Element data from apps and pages
· · · · ·

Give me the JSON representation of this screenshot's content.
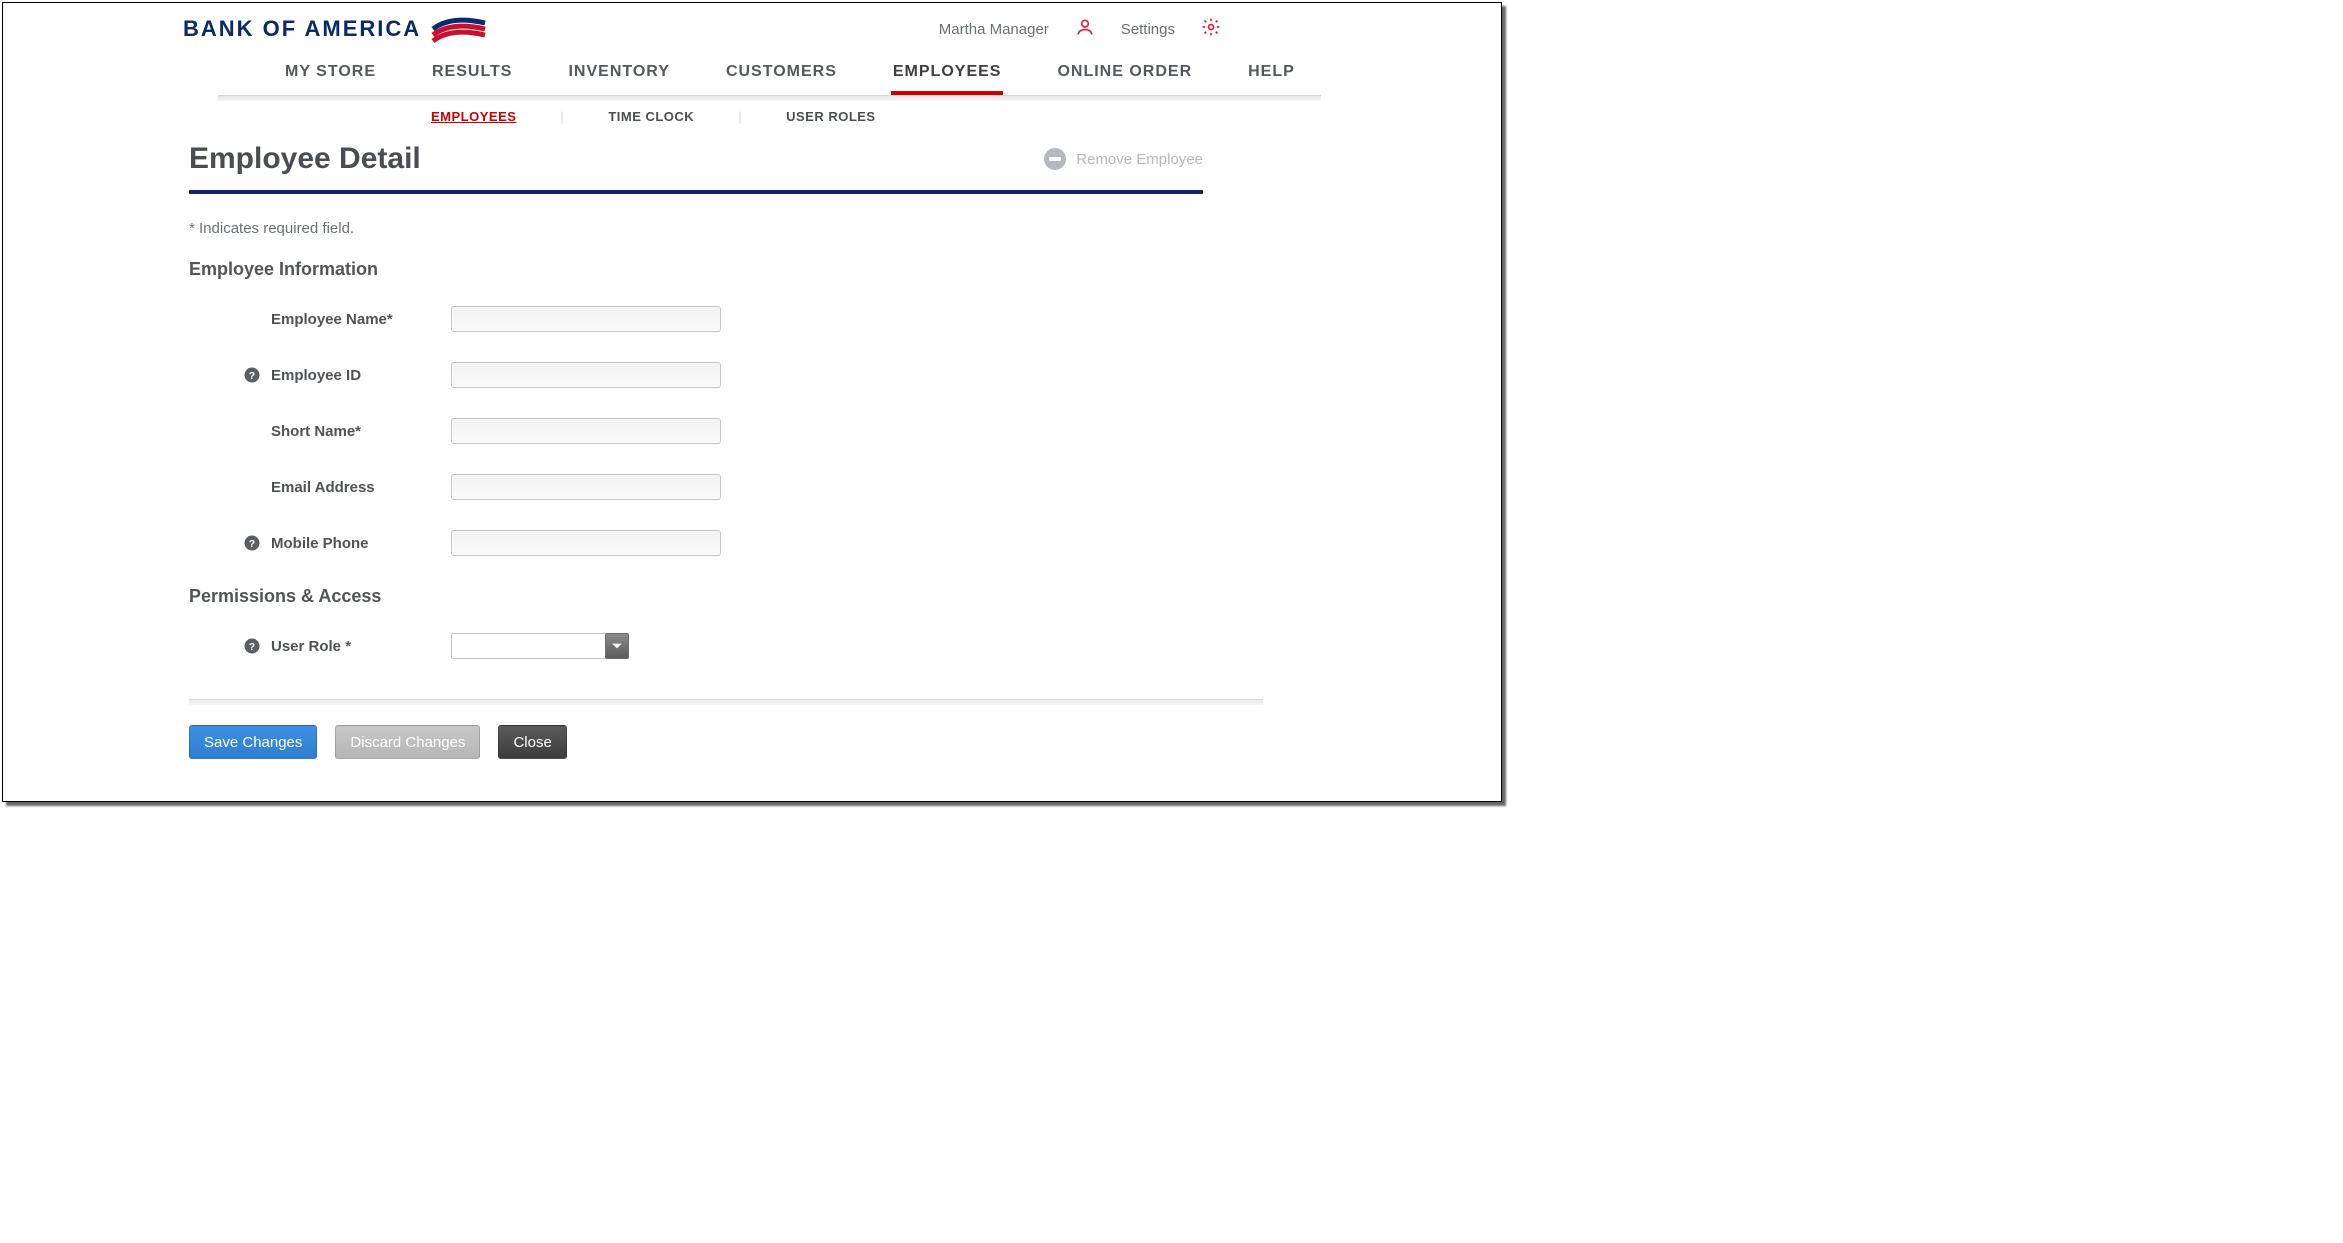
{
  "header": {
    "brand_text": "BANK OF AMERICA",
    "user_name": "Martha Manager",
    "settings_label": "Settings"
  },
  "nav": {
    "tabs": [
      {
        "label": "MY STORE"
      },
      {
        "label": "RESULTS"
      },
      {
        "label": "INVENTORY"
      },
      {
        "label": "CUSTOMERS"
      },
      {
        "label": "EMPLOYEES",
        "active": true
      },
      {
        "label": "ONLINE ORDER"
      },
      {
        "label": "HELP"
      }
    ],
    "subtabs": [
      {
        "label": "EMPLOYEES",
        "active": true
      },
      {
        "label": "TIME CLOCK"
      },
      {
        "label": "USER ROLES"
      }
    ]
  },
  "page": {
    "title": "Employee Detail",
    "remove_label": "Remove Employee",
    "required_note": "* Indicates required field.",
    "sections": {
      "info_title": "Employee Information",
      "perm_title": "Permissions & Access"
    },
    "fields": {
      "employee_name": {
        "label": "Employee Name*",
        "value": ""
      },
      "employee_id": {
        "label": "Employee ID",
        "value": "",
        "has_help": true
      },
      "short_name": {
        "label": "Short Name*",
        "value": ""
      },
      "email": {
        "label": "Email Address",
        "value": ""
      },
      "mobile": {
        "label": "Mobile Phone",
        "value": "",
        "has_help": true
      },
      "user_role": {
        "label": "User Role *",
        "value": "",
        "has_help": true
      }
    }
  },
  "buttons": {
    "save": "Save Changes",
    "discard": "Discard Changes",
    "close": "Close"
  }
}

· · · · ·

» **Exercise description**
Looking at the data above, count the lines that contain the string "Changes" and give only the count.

» **Final answer**
2